When determining limits of liability for a fiduciary liability insurance policy the Insureds should consider the following:

  1. The limit of liability is an aggregate limit for each and every claim and each and every insured (all insured persons, sponsors, plans, and past, present or future fiduciary (which is not a defined term)), including damages, judgments settlements, costs, defence costs, attorneys’ fees and experts’ fees, investigation costs,
  2. Defence and investigation costs can be very expensive due to the high costs of actuaries, accounts and lawyers specialized in this unique field, and the extraordinary amount of data and paper they have to examine,
  3. The long duration of investigation, defence and settlement, where the aggregate limit of the policy may be stretched over many years and not “replenished” at the expiry of the policy,
  4. The high likelihood of class action proceedings,
  5. The “long-tail” nature of risk based on potential for years or even tens of years between an alleged “wrongful act” and the resulting claim,
  6. The significant value of assets involved in the company’s benefit program

Insurance coverage terms and conditions are complex, and there is no regulation of policy wordings in Canada, so your insurance broker should be truly independent, experienced with policy negotiation and claims, and have access to many insurance companies with experience in fiduciary liability coverage and claims. Your independent broker should be able to explain to your satisfaction and comfort the following:

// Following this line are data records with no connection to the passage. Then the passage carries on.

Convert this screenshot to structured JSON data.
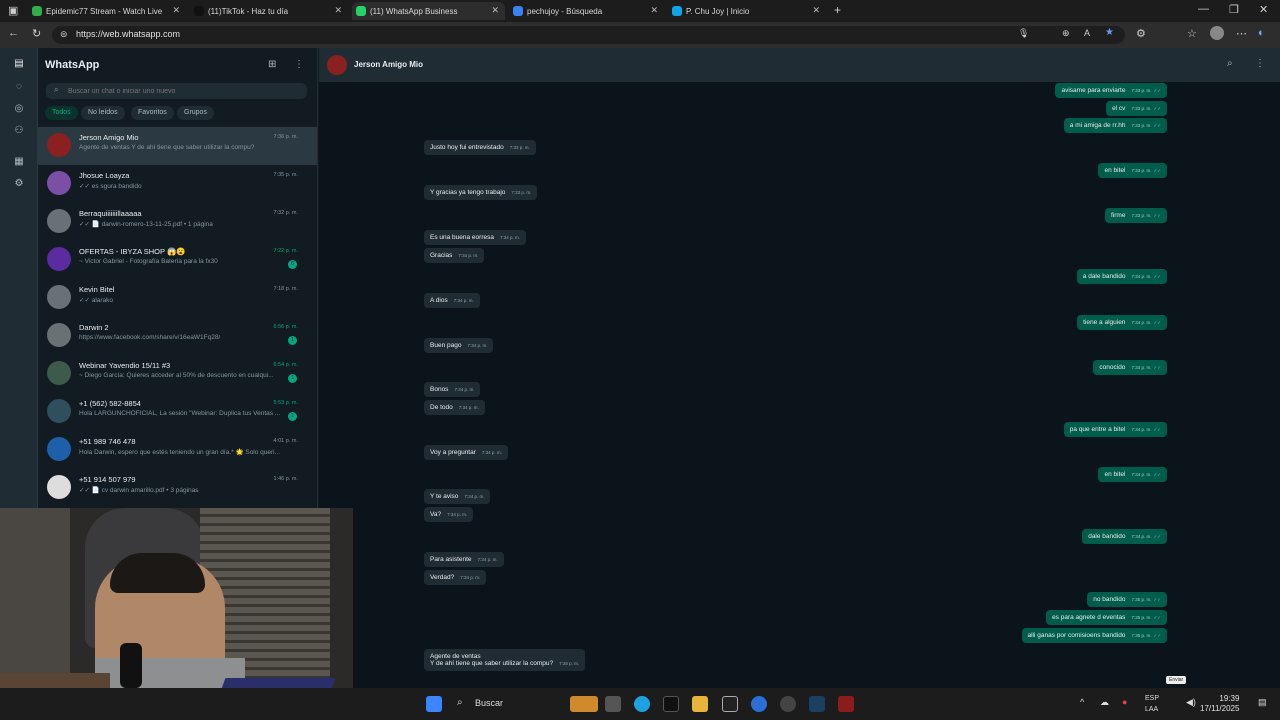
{
  "browser": {
    "tabs": [
      {
        "label": "Epidemic77 Stream - Watch Live",
        "color": "#2fae4a"
      },
      {
        "label": "(11)TikTok - Haz tu día",
        "color": "#111111"
      },
      {
        "label": "(11) WhatsApp Business",
        "color": "#25d366"
      },
      {
        "label": "pechujoy - Búsqueda",
        "color": "#3b82f6"
      },
      {
        "label": "P. Chu Joy | Inicio",
        "color": "#0ea5e9"
      }
    ],
    "new_tab": "+",
    "url": "https://web.whatsapp.com"
  },
  "sidebar": {
    "title": "WhatsApp",
    "search_placeholder": "Buscar un chat o iniciar uno nuevo",
    "filters": [
      "Todos",
      "No leídos",
      "Favoritos",
      "Grupos"
    ],
    "chats": [
      {
        "name": "Jerson Amigo Mio",
        "preview": "Agente de ventas Y de ahí tiene que saber utilizar la compu?",
        "time": "7:36 p. m.",
        "unread": false,
        "selected": true,
        "avatar": "#8b2020"
      },
      {
        "name": "Jhosue Loayza",
        "preview": "✓✓ es sgura bandido",
        "time": "7:35 p. m.",
        "unread": false,
        "avatar": "#7b4fa6"
      },
      {
        "name": "Berraquiiiiiiillaaaaa",
        "preview": "✓✓ 📄 darwin-romero-13-11-25.pdf • 1 página",
        "time": "7:32 p. m.",
        "unread": false,
        "avatar": "#6a7175"
      },
      {
        "name": "OFERTAS - IBYZA SHOP 😱😮",
        "preview": "~ Victor Gabriel - Fotografía Batería para la fx30",
        "time": "7:22 p. m.",
        "unread": true,
        "badge": "6",
        "avatar": "#5a2ca0"
      },
      {
        "name": "Kevin Bitel",
        "preview": "✓✓ alarako",
        "time": "7:18 p. m.",
        "unread": false,
        "avatar": "#6a7175"
      },
      {
        "name": "Darwin 2",
        "preview": "https://www.facebook.com/share/v/16eaW1Fq28/",
        "time": "6:56 p. m.",
        "unread": true,
        "badge": "1",
        "avatar": "#6a7175"
      },
      {
        "name": "Webinar Yavendio 15/11 #3",
        "preview": "~ Diego García: Quieres acceder al 50% de descuento en cualqui...",
        "time": "6:54 p. m.",
        "unread": true,
        "badge": "1",
        "avatar": "#3e5a4a"
      },
      {
        "name": "+1 (562) 582-8854",
        "preview": "Hola LARGUNCHOFICIAL, La sesión \"Webinar: Duplica tus Ventas ...",
        "time": "5:53 p. m.",
        "unread": true,
        "badge": "1",
        "avatar": "#2f4f5f"
      },
      {
        "name": "+51 989 746 478",
        "preview": "Hola Darwin, espero que estés teniendo un gran día.* 🌟 Solo queri...",
        "time": "4:01 p. m.",
        "unread": false,
        "avatar": "#1d5fa8"
      },
      {
        "name": "+51 914 507 979",
        "preview": "✓✓ 📄 cv darwin amarillo.pdf • 3 páginas",
        "time": "1:46 p. m.",
        "unread": false,
        "avatar": "#dddddd"
      }
    ]
  },
  "conversation": {
    "contact": "Jerson Amigo Mio",
    "messages": [
      {
        "dir": "out",
        "text": "avisame para enviarte",
        "time": "7:33 p. m."
      },
      {
        "dir": "out",
        "text": "el cv",
        "time": "7:33 p. m."
      },
      {
        "dir": "out",
        "text": "a mi amiga de rr.hh",
        "time": "7:33 p. m."
      },
      {
        "dir": "in",
        "text": "Justo hoy fui entrevistado",
        "time": "7:33 p. m."
      },
      {
        "dir": "out",
        "text": "en bitel",
        "time": "7:33 p. m."
      },
      {
        "dir": "in",
        "text": "Y gracias ya tengo trabajo",
        "time": "7:33 p. m."
      },
      {
        "dir": "out",
        "text": "firme",
        "time": "7:33 p. m."
      },
      {
        "dir": "in",
        "text": "Es una buena eorresa",
        "time": "7:34 p. m."
      },
      {
        "dir": "in",
        "text": "Gracias",
        "time": "7:34 p. m."
      },
      {
        "dir": "out",
        "text": "a dale bandido",
        "time": "7:34 p. m."
      },
      {
        "dir": "in",
        "text": "A dios",
        "time": "7:34 p. m."
      },
      {
        "dir": "out",
        "text": "tiene a alguien",
        "time": "7:34 p. m."
      },
      {
        "dir": "in",
        "text": "Buen pago",
        "time": "7:34 p. m."
      },
      {
        "dir": "out",
        "text": "conocido",
        "time": "7:34 p. m."
      },
      {
        "dir": "in",
        "text": "Bonos",
        "time": "7:34 p. m."
      },
      {
        "dir": "in",
        "text": "De todo",
        "time": "7:34 p. m."
      },
      {
        "dir": "out",
        "text": "pa que entre a bitel",
        "time": "7:34 p. m."
      },
      {
        "dir": "in",
        "text": "Voy a preguntar",
        "time": "7:34 p. m."
      },
      {
        "dir": "out",
        "text": "en bitel",
        "time": "7:34 p. m."
      },
      {
        "dir": "in",
        "text": "Y te aviso",
        "time": "7:34 p. m."
      },
      {
        "dir": "in",
        "text": "Va?",
        "time": "7:34 p. m."
      },
      {
        "dir": "out",
        "text": "dale bandido",
        "time": "7:34 p. m."
      },
      {
        "dir": "in",
        "text": "Para asistente",
        "time": "7:34 p. m."
      },
      {
        "dir": "in",
        "text": "Verdad?",
        "time": "7:34 p. m."
      },
      {
        "dir": "out",
        "text": "no bandido",
        "time": "7:35 p. m."
      },
      {
        "dir": "out",
        "text": "es para agnete d eventas",
        "time": "7:35 p. m."
      },
      {
        "dir": "out",
        "text": "alli ganas por comisioens bandido",
        "time": "7:35 p. m."
      },
      {
        "dir": "in",
        "text": "Agente de ventas",
        "text2": "Y de ahí tiene que saber utilizar la compu?",
        "time": "7:36 p. m."
      }
    ]
  },
  "taskbar": {
    "search_label": "Buscar",
    "lang": "ESP",
    "lang2": "LAA",
    "time": "19:39",
    "date": "17/11/2025",
    "tooltip": "Enviar"
  }
}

  1. Limit management,
  2. Risk of limit erosion or exhaustion, and limit sharing,
  3. Continuity of coverage in all of its facets,
  4. Severability of application and exclusions,
  5. Claim trigger, and the positives and negatives of “broad” definition of claim,
  6. Advancement of limits,
  7. Non-Indemnified vs Indemnified Loss,
  8. Discovery and Extended Reporting Provisions,
  9. Insurer structure, strengths and weaknesses,

Other risk management issues that should be considered by all fiduciaries of pension and benefits plans include:

  1. Insurance maintained by third party service providers including fund managers,
  2. Crime/Fidelity insurance for the plans,
  3. Crisis management plans for the sponsor(s) and the plans,
  4. Access to independent legal, financial, economic, actuarial and insurance advice.

Greg Shields is a D&O, Professional Liability, Fiduciary Liability and Crime insurance specialist and a Partner at the University and Dundas (Toronto) branch of Mitchell Sandham Insurance Services. He can be reached at gshields@mitchellsandham.com,  416 862-5626, or Skype at risk.first. And more details of risk and loss control can be found on the Mitchell Sandham blog at https://mitchellsandham.wordpress.com/

CAUTION: This article does not constitute a legal opinion or insurance advice and must not be construed as such. It is important to always consult a registered and truly independent insurance broker and a lawyer who is a member of the Bar or Law Society of the relevant jurisdiction with regard to this material before making any insurance or legal decisions. All material is copyrighted by Mitchell Sandham Inc. and may not be reproduced in any form for commercial purposes without the express written consent of Mitchell Sandham Inc. Anyone seeking to link this document from any external website must receive the consent of Mitchell Sandham Inc. by sending an e-mail to gshields@mitchellsandham.com.